BBN is to build a self-configuring network technology that would identify traffic, prioritise and reallocate bandwidth according to end user, and automatically make quality of service decisions.

This advanced network technology is being developed by Defense Advanced Research Projects Agency (DARPA) and will include support for features like 32 levels of network traffic prioritisation that will let data with a higher priority will be handled more expeditiously than traffic with a lower priority.

BBN said the technology would provide improved command and control computer network capabilities for tactical military units, letting commanders assign network resources on the basis of the mission.

The advanced prioritization system is part of DARPA's Military Networking Protocol (MNP) programme which is looking to develop an authenticated and attributable identification system for packet based, military and government data networks, the agency said. Military or government data sent with the MNP will be compatible with normal Internet equipment to allow MNP traffic to pass through legacy network or encryption equipment, DARPA said.

Not only should the prioritisation scheme be radically advanced, the system should be extremely difficult to spoof or inject false traffic into, DARPA said.

This one-year contract includes two, one-year options, which, if awarded, would bring the cumulative value of the contract to about $42 million, BBN stated.

The contract isn't the first BBN has to develop advanced network technologies from DARPA. Last year it got $.4.4 million to develop novel, scalable attack detection algorithms; a flexible and expandable architecture for implementing and deploying the algorithms; and an execution environment for traffic inspection and algorithm execution.

The network monitoring systems is being developed under DARPA's Scalable Network Monitoring programme which seeks to bolt down network security in the face of cyber attacks that have grown more subtle and sophisticated.

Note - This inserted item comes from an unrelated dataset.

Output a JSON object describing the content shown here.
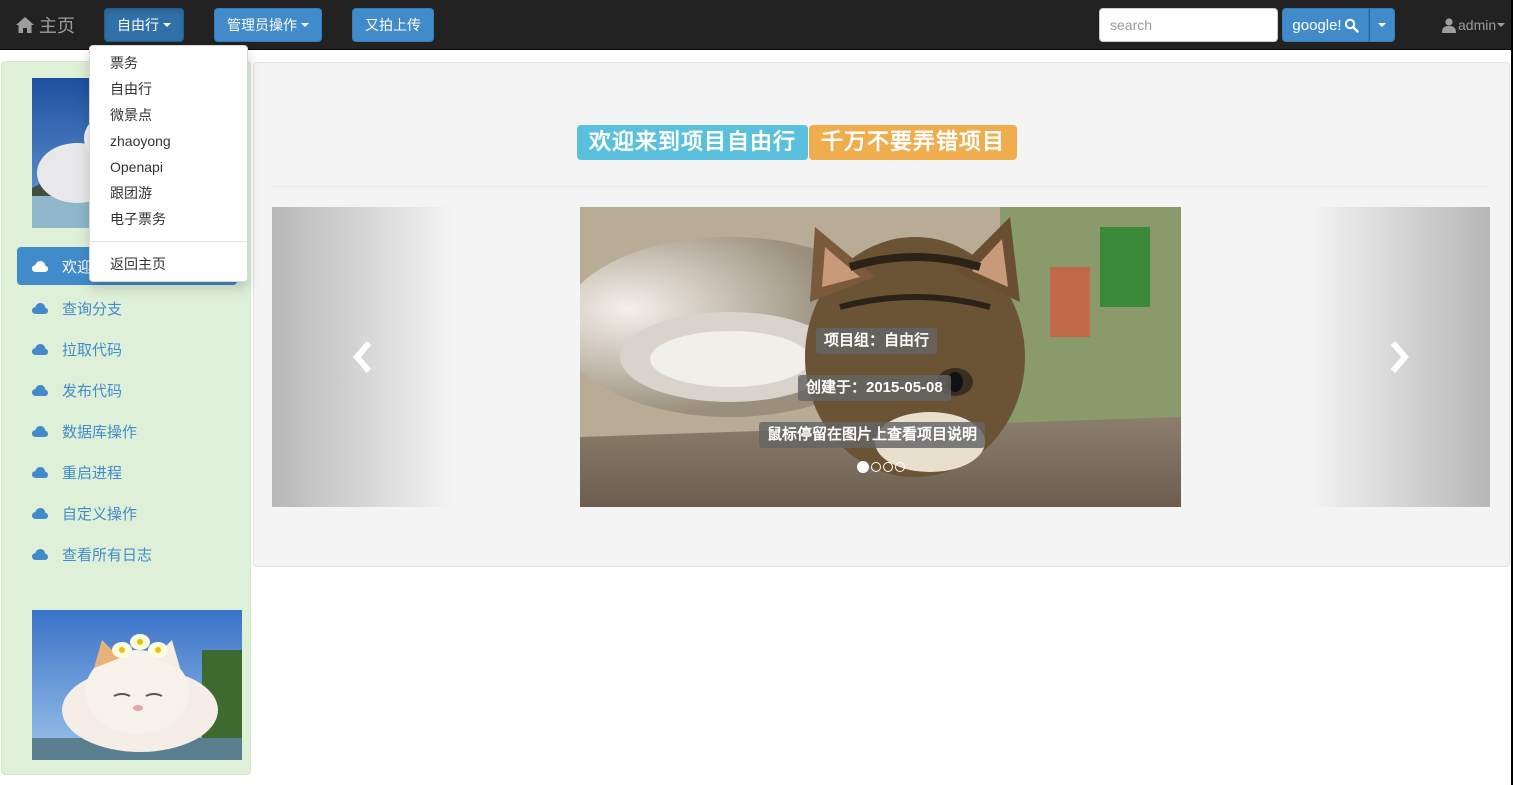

New technologies and applications provide new attack routes and have made traditional signature-based and anomaly detection-based defensive measures inadequate in both speed and sensitivity, BBN added.

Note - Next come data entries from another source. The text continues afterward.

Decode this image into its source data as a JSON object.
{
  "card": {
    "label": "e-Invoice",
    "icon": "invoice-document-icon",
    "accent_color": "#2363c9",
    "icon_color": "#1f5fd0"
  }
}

BBN has also worked with DARPA on the agency's Global Autonomous Language Exploitation (GALE) program. The goal of GALE is to translate and distill foreign language material (television shows and newspapers) in near real-time, highlight salient information, and store the results in a searchable database -- all with more than 90 percent accuracy by the end of the program. Through this process, GALE would help US analysts recognise critical information in foreign languages quickly so they could act on it in a timely fashion.